Neufeld and her husband experienced their own infertility journey for more than four years and ultimately were successful in having twin boys, with the help of a gestational surrogate. Her twins, Ethan and Asher, are almost a year old. During her experience with infertility and by using a gestational surrogate, Neufeld came to realize the crucial role lawyers played in the process, and decided to specialize in assisted reproductive technology (ART) law. "I was able to take my years of transactional law experience and combine it with my compassion and understanding of the surrogacy process by helping others start a family using the available third party reproductive technologies and adoption laws in Florida," she said.
During Neufeld's surrogacy process, she founded the ART law practice group at Greenspoon Marder, P.A. and has dedicated her law practice to help individuals, couples, and same sex couples with issues relating to surrogacy contracts, sperm/egg/embryo donations, and some adoption work. She is also active with the leading infertility support groups to guide those facing infertility.
Using her personal experiences and expertise, Neufeld speaks at support groups and various organizations to discuss the practical and legal issues involved with surrogacy. In 2014, she presented her continuing legal education class, The ART of Family Building, to the West Palm Beach chapter of the Florida Association of Women Lawyers. Last February, Neufeld spoke as a panelist at the Broward County Women Lawyers' Association luncheon, titled, Modern Family Formation: Legal Perspectives on Assisted Reproductive Technology and Surrogacy, hosted at Fort Lauderdale's Tower Club. The panel also included Judge Giuseppina Miranda, J.D., 17th Judicial Circuit, and Judge Stacy Ross, J.D., also from the 17th Judicial Circuit. Additionally, Neufeld presented a continuing legal education course, ART of Baby Making, for various bar association groups in the tri-county area.
At NSU University School, Neufeld was heavily involved in journalism. She was a first-runner up in journalism for the Silver Knight Awards, and had articles published in the Miami Herald. She played soccer and was a trumpet player in band. "NSU University School encouraged me to think outside the box.
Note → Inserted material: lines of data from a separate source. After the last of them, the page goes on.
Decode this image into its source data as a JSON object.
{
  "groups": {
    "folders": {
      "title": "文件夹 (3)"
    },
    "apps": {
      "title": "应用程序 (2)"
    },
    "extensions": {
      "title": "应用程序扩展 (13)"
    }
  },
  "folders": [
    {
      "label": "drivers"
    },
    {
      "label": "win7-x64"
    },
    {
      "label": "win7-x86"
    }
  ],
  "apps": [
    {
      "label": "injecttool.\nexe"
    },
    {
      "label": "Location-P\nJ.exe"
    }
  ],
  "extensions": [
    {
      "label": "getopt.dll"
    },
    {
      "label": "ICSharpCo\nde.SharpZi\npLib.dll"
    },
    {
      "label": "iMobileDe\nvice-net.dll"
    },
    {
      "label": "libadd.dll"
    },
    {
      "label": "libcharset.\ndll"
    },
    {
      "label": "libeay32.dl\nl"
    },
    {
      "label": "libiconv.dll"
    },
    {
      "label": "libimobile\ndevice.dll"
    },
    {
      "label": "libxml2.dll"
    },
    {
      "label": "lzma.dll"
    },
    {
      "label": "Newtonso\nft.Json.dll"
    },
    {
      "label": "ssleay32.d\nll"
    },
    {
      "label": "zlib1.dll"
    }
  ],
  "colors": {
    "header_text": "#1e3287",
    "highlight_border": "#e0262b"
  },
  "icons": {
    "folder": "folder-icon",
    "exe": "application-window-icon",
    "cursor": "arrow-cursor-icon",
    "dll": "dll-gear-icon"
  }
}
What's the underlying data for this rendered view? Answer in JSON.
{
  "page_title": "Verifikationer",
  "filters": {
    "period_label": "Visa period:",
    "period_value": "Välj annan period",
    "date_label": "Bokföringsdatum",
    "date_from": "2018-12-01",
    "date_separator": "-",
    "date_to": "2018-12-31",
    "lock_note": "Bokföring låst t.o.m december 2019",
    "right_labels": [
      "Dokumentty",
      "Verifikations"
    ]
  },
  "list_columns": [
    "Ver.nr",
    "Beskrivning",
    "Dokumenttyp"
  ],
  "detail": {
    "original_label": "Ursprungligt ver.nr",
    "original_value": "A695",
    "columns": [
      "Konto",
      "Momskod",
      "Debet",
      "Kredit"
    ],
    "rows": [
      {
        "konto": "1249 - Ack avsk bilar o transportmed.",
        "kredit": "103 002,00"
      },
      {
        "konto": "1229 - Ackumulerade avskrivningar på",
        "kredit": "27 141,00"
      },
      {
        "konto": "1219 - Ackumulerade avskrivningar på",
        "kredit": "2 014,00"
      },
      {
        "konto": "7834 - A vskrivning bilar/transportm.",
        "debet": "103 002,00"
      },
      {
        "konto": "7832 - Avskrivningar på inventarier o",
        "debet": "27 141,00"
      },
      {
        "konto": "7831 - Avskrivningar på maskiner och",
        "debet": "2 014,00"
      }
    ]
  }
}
I learned how important it is to focus on my strengths and to help take the initiative to get myself out there and make a name for myself," she said.
Christian Wong, class of 2015, was involved in many aspects of the Upper School Fall Musical, The Mystery of Edwin Drood, which was nominated for a record-setting 18 CAPPIE AWARDS. Wong received four individual CAPPIE nominations for Sound, Special Effects and Technology, Stage Crew, and Musical. In fact, he designed the main unit set that included 10-foot-high platforms, winding staircases, oversized windows, columns and other elements. A team of carpenters then brought his rough sketches and scaled designs to life. "Students were given a lot of responsibility for the show. I had the opportunity to design the set, something I had never done before," Wong said. He even conducted period research to find visuals that would fit the theme of the show and bring his ideas to life. He was guided by Jennifer Laudia, Theater Director, and Joseph Rawda, Theatre Technical Coordinator. "Working on The Mystery of Edwin Drood gave me a new and different perspective on how to look at things. I will carry that experience with me to Emerson College this fall where I will be studying Film and Television Production," Wong said.